But you might say, “Mr. Unknown Buddhist, these are the outliers. They do not represent the mainstream.” Really? Hypocrisy (or playing chicken) is not exclusive to the federal government. For example, Slate’s Ben Mathis-Lilley wrote about Florida’s new Surgeon General.
“… [In] the state that recorded more COVID-19 cases and deaths in August than it did in any month before vaccines became widely available, Governor DeSantis appointed a new surgeon general. Is it someone normal who will tell people to get vaccinated? No, you idiot! It’s a doctor named Joseph Ladapo who was last seen on the national stage participating in a COVID miracle cure event with another doctor who believes that lizard people control the government; that demons cause gynecological problems by implanting stolen sperm; and a third doctor who got arrested for being part of the mob to overturn the presidential election.”
Last, the piousness of religious zealots amazes me. But we’ve witnessed it before, just days after September 11, 2001. From the PBS Faith and Doubt at Ground Zero, Reverend David Benke, Lutheran Minister, related the following.
“The Yankee Stadium day was pivotal in my entire life. It was a day when everything that I had stood for as a human being, as well as a person of faith, was going to be on the line. When I shared the podium with representatives of all the major faiths and prayed, that prayer became the center of a major controversy. The very next day, I began to get messages filled with hate. They were messages not from people outside of my tradition but from within my tradition. And they were messages that nailed me to the floor, frankly, emotionally. They just said, “You were wrong to be there. You never should have gone to Yankee Stadium. You are a heretic. You have dishonored your faith.” One man said genuine terrorism was me. He said, “Planes crash, and people die. Nothing big about that.” Genuine terrorism was me giving that prayer.”

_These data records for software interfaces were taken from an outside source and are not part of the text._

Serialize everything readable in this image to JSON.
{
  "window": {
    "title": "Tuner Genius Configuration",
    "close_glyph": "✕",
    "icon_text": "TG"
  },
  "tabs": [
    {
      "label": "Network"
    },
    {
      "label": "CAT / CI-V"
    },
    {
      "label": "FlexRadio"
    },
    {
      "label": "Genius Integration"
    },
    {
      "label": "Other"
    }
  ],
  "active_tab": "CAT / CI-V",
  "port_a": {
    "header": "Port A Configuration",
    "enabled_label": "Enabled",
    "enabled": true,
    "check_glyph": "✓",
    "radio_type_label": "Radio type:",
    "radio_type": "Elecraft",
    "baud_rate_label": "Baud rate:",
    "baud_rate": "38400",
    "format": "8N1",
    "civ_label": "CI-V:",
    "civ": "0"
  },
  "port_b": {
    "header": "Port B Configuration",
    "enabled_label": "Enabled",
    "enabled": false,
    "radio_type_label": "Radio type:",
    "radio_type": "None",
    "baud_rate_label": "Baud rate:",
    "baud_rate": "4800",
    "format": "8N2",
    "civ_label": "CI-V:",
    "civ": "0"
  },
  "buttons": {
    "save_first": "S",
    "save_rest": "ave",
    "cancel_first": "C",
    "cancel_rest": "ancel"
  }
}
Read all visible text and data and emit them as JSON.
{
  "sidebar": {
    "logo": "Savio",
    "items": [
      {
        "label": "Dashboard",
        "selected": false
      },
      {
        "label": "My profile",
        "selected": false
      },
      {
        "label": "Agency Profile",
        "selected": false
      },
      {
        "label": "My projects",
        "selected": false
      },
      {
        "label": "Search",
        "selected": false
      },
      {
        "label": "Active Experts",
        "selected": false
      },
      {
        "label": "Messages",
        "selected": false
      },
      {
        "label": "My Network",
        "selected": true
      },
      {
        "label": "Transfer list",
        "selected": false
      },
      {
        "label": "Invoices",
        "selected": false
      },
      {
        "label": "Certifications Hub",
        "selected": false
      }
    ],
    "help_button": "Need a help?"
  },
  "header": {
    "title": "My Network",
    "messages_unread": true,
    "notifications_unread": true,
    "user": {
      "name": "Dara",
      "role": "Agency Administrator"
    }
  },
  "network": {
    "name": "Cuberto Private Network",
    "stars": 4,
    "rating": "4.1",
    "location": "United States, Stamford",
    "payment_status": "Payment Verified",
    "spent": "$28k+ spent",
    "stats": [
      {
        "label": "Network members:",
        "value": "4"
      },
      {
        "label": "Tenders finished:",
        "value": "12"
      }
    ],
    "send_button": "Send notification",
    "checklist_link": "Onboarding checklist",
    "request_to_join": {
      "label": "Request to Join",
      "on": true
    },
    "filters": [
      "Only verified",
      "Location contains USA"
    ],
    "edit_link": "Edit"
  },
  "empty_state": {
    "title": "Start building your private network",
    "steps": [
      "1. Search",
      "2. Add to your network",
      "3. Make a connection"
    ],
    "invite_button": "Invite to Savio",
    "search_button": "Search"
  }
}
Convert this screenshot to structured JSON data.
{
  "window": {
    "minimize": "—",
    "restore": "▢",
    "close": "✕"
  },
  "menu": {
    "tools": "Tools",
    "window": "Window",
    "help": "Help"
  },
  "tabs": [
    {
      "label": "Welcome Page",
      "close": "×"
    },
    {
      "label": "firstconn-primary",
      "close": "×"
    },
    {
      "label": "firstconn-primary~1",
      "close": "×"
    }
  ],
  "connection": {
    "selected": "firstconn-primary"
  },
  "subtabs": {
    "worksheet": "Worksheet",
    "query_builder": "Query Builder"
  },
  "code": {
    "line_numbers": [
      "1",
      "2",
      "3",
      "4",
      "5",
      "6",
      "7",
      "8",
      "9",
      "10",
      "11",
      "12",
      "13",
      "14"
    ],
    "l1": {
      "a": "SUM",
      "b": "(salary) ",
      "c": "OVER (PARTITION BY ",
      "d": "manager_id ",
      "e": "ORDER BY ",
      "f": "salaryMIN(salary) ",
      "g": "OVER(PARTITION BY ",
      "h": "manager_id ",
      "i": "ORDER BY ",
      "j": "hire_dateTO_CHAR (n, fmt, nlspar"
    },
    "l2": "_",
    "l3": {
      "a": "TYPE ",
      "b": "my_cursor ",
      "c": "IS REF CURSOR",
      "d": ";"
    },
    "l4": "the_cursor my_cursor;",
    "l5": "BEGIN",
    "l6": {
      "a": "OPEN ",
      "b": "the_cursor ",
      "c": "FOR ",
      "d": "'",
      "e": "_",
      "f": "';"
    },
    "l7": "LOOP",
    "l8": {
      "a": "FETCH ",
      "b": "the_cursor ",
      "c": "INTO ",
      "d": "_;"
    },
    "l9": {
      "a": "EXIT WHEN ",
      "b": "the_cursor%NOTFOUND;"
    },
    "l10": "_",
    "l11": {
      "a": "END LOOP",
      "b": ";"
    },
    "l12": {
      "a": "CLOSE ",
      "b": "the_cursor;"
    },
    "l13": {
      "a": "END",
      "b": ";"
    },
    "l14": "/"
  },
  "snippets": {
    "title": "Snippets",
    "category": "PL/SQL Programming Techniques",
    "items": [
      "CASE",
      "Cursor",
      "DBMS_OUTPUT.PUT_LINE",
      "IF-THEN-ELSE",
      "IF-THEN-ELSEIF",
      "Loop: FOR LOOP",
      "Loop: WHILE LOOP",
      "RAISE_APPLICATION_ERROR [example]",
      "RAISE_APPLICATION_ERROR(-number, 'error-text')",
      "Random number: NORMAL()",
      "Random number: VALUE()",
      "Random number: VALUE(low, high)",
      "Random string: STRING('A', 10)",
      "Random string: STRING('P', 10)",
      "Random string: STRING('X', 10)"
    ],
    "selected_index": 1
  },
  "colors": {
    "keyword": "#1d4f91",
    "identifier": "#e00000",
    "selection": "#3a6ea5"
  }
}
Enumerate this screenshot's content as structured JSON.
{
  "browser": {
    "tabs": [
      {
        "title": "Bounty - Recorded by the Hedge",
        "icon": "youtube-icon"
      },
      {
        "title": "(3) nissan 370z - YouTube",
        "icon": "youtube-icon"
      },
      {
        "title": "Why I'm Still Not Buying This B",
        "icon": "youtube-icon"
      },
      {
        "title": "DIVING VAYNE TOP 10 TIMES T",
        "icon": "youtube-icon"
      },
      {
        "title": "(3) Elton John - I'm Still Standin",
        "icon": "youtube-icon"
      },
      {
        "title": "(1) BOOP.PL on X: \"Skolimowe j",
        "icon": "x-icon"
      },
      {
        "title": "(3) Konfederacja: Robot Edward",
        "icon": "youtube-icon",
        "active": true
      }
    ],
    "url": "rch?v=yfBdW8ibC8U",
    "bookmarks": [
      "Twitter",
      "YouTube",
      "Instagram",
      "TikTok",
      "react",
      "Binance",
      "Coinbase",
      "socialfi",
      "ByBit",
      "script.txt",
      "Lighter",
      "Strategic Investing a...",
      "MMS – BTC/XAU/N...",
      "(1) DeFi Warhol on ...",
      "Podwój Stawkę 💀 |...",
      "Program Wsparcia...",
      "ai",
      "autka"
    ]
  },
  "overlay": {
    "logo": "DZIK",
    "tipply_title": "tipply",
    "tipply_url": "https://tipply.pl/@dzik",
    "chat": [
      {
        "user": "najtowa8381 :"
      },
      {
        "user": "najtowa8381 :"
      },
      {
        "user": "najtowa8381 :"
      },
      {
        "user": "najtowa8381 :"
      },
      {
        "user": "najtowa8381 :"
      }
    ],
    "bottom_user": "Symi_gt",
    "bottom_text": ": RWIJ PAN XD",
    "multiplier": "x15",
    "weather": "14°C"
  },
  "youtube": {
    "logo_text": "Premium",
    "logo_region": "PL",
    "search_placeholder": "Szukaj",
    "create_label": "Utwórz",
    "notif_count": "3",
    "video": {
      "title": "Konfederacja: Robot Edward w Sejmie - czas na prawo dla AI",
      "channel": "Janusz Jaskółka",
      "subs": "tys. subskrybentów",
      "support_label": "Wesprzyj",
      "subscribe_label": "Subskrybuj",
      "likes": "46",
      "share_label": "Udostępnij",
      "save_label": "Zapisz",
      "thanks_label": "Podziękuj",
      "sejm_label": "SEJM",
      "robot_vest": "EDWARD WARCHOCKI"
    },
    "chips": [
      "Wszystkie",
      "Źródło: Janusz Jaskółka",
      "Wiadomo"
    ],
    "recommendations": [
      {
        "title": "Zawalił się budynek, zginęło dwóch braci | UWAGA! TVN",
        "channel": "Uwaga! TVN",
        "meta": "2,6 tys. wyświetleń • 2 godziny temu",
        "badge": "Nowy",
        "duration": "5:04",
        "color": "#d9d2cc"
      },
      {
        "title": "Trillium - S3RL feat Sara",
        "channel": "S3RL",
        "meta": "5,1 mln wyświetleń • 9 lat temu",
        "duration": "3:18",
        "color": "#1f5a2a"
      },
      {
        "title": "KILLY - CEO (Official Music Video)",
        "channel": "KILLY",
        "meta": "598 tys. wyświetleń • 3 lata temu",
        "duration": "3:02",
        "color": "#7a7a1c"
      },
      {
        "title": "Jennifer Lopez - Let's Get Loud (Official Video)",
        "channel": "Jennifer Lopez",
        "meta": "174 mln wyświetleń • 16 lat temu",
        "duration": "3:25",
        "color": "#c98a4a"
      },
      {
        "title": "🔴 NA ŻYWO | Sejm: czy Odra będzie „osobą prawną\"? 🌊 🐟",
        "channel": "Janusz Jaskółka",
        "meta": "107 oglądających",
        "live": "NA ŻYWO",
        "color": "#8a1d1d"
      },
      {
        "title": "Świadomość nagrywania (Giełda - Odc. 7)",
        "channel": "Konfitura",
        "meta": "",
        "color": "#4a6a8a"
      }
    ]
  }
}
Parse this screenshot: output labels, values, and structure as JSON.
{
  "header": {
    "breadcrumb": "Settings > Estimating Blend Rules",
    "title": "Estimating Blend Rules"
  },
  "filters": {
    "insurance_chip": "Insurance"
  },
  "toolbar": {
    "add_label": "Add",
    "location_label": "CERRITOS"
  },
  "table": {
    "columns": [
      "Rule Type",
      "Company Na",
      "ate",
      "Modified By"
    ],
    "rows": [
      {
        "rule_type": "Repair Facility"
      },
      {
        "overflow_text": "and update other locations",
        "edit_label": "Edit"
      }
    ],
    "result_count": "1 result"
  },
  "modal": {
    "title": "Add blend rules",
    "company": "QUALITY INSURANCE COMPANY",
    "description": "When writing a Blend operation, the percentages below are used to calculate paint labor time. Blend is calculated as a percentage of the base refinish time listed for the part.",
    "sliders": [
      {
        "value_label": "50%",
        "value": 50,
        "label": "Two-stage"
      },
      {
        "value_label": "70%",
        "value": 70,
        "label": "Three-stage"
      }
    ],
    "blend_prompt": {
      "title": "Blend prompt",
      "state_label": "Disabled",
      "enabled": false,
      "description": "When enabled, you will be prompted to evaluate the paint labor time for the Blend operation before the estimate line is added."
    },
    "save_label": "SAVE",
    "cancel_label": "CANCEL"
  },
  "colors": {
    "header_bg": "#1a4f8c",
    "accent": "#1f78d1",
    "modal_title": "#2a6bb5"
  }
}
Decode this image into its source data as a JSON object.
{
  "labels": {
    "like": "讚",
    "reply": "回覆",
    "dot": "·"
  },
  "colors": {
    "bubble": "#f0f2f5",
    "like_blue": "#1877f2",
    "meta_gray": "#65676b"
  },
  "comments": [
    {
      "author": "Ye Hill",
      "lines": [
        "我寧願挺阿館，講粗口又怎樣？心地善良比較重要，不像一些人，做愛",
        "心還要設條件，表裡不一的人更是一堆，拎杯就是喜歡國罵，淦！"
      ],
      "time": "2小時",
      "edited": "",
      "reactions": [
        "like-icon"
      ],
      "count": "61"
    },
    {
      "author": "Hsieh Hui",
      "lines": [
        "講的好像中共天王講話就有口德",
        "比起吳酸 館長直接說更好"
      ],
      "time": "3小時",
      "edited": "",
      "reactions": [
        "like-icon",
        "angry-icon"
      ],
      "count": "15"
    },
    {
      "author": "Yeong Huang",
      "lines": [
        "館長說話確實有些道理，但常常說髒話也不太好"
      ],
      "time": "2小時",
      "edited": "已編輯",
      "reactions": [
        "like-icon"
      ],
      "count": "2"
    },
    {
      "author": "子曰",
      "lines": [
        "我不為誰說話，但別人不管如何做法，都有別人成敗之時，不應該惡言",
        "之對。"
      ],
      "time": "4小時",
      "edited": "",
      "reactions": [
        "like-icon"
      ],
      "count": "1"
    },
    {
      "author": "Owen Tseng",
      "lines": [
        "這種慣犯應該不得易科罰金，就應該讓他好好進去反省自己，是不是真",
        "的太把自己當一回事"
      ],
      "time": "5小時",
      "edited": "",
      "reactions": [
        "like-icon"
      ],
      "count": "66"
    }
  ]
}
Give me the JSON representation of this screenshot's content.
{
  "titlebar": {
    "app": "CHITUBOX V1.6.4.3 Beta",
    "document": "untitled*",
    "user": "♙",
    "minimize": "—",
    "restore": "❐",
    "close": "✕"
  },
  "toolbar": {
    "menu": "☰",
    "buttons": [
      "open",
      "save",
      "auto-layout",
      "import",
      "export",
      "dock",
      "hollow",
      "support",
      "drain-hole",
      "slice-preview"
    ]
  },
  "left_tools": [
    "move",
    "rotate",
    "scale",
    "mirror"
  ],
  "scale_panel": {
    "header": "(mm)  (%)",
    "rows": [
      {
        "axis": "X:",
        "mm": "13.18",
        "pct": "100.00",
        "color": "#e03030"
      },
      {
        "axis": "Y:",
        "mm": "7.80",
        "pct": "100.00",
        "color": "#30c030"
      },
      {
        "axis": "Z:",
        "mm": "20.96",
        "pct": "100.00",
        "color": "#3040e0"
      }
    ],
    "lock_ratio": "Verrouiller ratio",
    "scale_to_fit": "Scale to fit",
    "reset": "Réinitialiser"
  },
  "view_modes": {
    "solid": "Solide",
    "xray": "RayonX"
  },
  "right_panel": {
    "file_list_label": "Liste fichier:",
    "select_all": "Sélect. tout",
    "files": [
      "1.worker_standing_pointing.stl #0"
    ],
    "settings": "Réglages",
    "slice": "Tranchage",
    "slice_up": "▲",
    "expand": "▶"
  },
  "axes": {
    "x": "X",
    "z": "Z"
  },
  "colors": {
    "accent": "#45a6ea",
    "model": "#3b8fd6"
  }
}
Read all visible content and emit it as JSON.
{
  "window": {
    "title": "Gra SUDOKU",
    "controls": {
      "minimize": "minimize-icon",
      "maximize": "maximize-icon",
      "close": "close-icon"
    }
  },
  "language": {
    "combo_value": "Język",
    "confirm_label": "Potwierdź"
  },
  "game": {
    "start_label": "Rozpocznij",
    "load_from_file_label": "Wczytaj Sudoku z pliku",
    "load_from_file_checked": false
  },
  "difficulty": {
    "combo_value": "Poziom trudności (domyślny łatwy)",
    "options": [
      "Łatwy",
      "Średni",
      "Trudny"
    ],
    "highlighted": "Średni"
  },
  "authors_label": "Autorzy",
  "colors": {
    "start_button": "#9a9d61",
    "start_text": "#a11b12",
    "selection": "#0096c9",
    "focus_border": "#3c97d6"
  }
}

In a lot of ways, Americans are left holding the bag for ‘chicken.’ We always have. We’ve just ignored it. In 2016, I wrote of an old story about a man wanting to become a locomotive engineer. Accordingly, the lead instructor presented the applicant with a problem.
“If you had one train coming from one direction at 55 mph and another train coming from another direction at 45 mph, what would you do?”
Thinking for a minute, the applicant responded, “I think I’d call my brother.”
“That’s an extraordinary answer. Why would you do that?”
“Because my brother has never seen a train wreck before.”
In life and medicine, everyone expects a miracle. It feels impossible that something horrific will happen. Eventually, though, miracles don’t happen. So we ignore our liability while combing through everything of the other guy. “Of course I’m right. It’s the other guy’s fault.” Maybe that’s the excuse we’ll present God. “It’s that guy’s fault.” I know that each of us supports a darker truth: It’s that one day, we’ll crash. If the debt limit is not raised, people will suffer and die. The decisions that Florida’s leaders will make are likely to kill more people. and religious zealots will continue to flourish because its members will look away. It’s not about personal accountability. It’s about ‘chicken.’ And if we continue to play ‘chicken,’ one day, many people will get ‘wrecked,’ but that’s ‘standard operating procedure’ today.